The book, 'Ikea Moving to the Future' (Ikea på väg mot framtiden), claims that Ikea founder Ingvar Kamprad and his three sons are at loggerheads over the money, reported the Swedish newspaper Dagens Industri (DI).
The three sons hired a star lawyer from the US to take on their 87-year-old father, a resident of Lausanne who declared earlier this year that he would be leaving Switzerland to return to his homeland after 40 years away.
The patriarch, noted for his frugality, moved to a municipality near the Vaud capital to escape high Swedish taxes.
His fortune was estimated in July at $44.6 billion francs ($48.9 billion) by Swiss business magazine Bilan, but Forbes in March put the figure at a more modest $3.2 billion.
The difference may be accounted for assets over which Kamprad controls but it is not clear if he owns.

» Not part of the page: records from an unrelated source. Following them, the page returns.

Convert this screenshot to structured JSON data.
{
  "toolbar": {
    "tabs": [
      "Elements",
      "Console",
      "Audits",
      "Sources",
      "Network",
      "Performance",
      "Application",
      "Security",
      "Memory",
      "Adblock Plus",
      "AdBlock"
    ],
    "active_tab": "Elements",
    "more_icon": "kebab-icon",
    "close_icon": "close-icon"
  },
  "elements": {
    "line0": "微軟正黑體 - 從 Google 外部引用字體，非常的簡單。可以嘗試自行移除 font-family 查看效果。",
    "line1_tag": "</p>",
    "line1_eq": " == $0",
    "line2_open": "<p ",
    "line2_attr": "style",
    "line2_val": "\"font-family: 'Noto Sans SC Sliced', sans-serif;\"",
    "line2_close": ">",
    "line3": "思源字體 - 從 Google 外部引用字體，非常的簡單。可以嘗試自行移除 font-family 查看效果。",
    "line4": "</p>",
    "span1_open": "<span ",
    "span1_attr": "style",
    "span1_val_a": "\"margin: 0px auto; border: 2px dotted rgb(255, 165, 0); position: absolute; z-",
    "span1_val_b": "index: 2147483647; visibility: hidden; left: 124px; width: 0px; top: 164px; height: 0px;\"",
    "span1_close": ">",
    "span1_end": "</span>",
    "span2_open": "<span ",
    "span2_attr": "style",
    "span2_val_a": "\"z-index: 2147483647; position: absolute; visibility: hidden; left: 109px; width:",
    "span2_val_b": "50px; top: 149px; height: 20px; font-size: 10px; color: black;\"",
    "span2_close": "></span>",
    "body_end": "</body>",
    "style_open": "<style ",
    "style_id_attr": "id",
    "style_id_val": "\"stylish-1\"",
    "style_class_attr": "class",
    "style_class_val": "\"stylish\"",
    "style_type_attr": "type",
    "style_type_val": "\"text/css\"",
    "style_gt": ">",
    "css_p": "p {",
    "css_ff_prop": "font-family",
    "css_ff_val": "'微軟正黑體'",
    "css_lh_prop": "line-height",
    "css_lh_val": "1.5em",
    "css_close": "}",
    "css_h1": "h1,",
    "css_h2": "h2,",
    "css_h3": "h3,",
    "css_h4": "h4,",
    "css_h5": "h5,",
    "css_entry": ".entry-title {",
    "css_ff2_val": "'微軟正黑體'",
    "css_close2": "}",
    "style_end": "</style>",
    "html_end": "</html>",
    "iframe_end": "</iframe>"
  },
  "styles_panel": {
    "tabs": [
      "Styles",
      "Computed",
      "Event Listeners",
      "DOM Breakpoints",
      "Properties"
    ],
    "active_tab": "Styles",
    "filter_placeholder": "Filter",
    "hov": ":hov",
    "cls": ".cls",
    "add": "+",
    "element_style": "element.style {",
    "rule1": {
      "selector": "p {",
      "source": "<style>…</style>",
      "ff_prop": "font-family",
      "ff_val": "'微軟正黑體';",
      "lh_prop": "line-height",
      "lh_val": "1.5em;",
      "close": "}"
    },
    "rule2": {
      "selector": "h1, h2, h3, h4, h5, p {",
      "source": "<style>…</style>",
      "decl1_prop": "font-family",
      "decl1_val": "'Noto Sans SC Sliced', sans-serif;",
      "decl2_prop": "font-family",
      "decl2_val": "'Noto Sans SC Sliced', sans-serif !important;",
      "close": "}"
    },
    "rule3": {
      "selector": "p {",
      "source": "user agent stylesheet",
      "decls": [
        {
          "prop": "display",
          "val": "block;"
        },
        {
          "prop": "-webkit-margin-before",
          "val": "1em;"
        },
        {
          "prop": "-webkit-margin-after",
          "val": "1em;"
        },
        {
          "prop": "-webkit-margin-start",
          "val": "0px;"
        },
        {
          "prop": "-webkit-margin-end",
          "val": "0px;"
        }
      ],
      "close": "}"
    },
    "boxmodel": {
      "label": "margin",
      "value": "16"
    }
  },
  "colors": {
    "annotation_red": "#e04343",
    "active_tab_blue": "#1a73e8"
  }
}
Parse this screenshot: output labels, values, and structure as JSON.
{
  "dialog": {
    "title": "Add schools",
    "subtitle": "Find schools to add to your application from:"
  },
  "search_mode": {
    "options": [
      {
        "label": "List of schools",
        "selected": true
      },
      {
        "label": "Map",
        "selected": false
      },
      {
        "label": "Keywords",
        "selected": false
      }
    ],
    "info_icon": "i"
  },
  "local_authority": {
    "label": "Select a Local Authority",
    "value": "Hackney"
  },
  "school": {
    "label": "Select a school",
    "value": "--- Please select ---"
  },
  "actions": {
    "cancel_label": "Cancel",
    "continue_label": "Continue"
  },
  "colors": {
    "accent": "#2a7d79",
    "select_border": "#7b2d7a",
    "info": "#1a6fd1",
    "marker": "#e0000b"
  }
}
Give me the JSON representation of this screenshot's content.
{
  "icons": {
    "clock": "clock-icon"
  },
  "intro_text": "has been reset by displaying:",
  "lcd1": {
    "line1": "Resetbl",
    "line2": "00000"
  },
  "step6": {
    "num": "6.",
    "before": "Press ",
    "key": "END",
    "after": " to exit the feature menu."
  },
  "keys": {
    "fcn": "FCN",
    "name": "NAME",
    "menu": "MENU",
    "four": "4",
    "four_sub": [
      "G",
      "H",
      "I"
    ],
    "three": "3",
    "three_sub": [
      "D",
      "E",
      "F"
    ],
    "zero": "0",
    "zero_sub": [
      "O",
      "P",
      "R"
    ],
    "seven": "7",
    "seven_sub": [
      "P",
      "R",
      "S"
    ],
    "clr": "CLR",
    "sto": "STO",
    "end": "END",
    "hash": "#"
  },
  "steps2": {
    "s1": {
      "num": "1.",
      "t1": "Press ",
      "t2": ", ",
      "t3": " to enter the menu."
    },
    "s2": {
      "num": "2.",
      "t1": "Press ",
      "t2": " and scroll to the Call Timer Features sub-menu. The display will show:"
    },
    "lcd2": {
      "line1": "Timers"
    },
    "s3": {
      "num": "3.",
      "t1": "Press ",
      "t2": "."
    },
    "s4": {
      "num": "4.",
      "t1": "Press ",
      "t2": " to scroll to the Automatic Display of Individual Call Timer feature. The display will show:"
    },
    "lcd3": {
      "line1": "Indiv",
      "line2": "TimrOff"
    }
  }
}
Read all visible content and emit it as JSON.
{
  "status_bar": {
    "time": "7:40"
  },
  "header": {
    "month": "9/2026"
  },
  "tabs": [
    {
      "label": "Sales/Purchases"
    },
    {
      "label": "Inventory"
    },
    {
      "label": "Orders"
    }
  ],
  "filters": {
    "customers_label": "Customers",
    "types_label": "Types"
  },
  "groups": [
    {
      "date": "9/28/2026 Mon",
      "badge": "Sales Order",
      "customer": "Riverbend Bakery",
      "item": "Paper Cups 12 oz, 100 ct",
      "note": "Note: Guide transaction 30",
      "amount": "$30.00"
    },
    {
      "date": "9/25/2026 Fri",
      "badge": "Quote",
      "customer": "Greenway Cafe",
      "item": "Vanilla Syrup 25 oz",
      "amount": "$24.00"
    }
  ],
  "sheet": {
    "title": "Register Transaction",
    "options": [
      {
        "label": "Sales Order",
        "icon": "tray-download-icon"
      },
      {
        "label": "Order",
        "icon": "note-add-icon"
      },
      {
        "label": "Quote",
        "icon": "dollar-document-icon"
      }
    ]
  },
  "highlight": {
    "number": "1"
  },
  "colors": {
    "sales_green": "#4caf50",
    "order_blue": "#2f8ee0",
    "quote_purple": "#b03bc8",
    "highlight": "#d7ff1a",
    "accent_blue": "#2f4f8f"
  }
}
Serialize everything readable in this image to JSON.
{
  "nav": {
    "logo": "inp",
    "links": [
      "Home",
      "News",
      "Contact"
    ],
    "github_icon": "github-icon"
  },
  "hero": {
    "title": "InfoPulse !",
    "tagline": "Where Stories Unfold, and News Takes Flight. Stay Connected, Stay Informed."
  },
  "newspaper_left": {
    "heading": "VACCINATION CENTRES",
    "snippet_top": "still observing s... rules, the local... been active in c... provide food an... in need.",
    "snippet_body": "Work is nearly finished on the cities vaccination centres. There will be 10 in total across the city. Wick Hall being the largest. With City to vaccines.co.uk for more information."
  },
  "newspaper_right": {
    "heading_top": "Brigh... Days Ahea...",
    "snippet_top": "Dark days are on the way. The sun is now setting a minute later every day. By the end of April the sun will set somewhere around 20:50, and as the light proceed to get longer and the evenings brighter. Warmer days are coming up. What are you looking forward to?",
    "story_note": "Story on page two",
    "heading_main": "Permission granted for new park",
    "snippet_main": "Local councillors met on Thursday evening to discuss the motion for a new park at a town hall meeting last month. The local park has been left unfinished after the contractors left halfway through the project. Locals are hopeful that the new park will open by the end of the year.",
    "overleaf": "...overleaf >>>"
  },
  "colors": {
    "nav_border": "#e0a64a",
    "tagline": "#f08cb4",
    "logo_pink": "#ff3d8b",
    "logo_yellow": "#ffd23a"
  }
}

The new book, which is has yet to be published, was penned by Lennart Dahlgren, the former head of Ikea in Russia, and researchers Stellan Björk and Karl von Schulzenheim.
The authors claim that the financial dispute can be traced back to 1982, when Kamprad registered Ikea in the Netherlands with the Dutch Stiching Ingka Foundation, but he kept the immaterial rights to the brand, which provided him a turnover-based compensation.
Kamprad's move only afforded him a tiny fraction of the proceeds from the company, but over the next 30 years, the sum increased to 20-30 billion kronor ($3.14 billion to $4.71 billion), the authors reckoned.
Legally, the funds belonged to the sons according to the book, something that led to a long fight within the family, which ended up with Kamprad senior falling ill.
No members of the family have commented as yet.